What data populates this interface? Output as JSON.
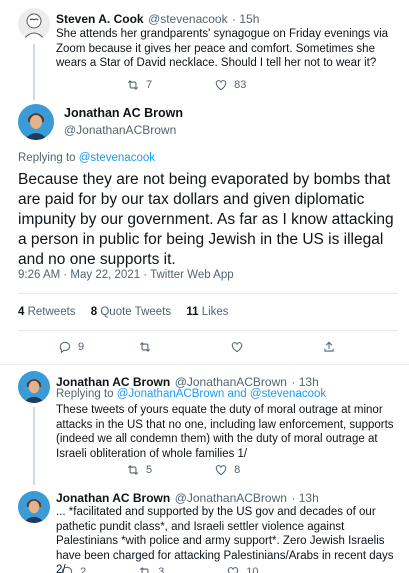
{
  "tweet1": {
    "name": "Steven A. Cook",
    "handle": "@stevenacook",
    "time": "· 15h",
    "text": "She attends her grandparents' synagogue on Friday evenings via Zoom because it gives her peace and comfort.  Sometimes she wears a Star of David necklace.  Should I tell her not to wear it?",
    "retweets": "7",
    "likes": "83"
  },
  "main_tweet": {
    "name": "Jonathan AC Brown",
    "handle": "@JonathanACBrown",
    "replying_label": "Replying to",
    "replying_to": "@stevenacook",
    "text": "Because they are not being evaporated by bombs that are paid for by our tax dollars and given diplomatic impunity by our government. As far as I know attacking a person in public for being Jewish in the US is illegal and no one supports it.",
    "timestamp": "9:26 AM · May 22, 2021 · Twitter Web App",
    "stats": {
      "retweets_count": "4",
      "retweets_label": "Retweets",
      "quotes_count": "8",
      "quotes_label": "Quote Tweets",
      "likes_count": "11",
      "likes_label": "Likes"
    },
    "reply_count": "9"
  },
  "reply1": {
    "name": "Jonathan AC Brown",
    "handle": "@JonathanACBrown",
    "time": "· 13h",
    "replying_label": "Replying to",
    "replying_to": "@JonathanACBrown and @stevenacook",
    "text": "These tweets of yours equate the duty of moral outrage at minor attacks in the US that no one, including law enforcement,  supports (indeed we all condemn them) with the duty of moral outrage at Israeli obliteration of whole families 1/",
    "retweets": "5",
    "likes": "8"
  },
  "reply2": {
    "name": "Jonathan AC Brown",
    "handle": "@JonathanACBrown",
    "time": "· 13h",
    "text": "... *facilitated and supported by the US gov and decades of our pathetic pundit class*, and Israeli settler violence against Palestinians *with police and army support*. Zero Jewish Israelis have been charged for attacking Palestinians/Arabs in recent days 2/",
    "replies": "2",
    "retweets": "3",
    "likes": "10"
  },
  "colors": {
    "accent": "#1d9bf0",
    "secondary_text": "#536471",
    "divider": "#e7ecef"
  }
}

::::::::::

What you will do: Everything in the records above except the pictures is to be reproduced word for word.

Task result:
What data populates this interface? Output as JSON.
{
  "tweet1": {
    "name": "Steven A. Cook",
    "handle": "@stevenacook",
    "time": "· 15h",
    "text": "She attends her grandparents' synagogue on Friday evenings via Zoom because it gives her peace and comfort.  Sometimes she wears a Star of David necklace.  Should I tell her not to wear it?",
    "retweets": "7",
    "likes": "83"
  },
  "main_tweet": {
    "name": "Jonathan AC Brown",
    "handle": "@JonathanACBrown",
    "replying_label": "Replying to",
    "replying_to": "@stevenacook",
    "text": "Because they are not being evaporated by bombs that are paid for by our tax dollars and given diplomatic impunity by our government. As far as I know attacking a person in public for being Jewish in the US is illegal and no one supports it.",
    "timestamp": "9:26 AM · May 22, 2021 · Twitter Web App",
    "stats": {
      "retweets_count": "4",
      "retweets_label": "Retweets",
      "quotes_count": "8",
      "quotes_label": "Quote Tweets",
      "likes_count": "11",
      "likes_label": "Likes"
    },
    "reply_count": "9"
  },
  "reply1": {
    "name": "Jonathan AC Brown",
    "handle": "@JonathanACBrown",
    "time": "· 13h",
    "replying_label": "Replying to",
    "replying_to": "@JonathanACBrown and @stevenacook",
    "text": "These tweets of yours equate the duty of moral outrage at minor attacks in the US that no one, including law enforcement,  supports (indeed we all condemn them) with the duty of moral outrage at Israeli obliteration of whole families 1/",
    "retweets": "5",
    "likes": "8"
  },
  "reply2": {
    "name": "Jonathan AC Brown",
    "handle": "@JonathanACBrown",
    "time": "· 13h",
    "text": "... *facilitated and supported by the US gov and decades of our pathetic pundit class*, and Israeli settler violence against Palestinians *with police and army support*. Zero Jewish Israelis have been charged for attacking Palestinians/Arabs in recent days 2/",
    "replies": "2",
    "retweets": "3",
    "likes": "10"
  },
  "colors": {
    "accent": "#1d9bf0",
    "secondary_text": "#536471",
    "divider": "#e7ecef"
  }
}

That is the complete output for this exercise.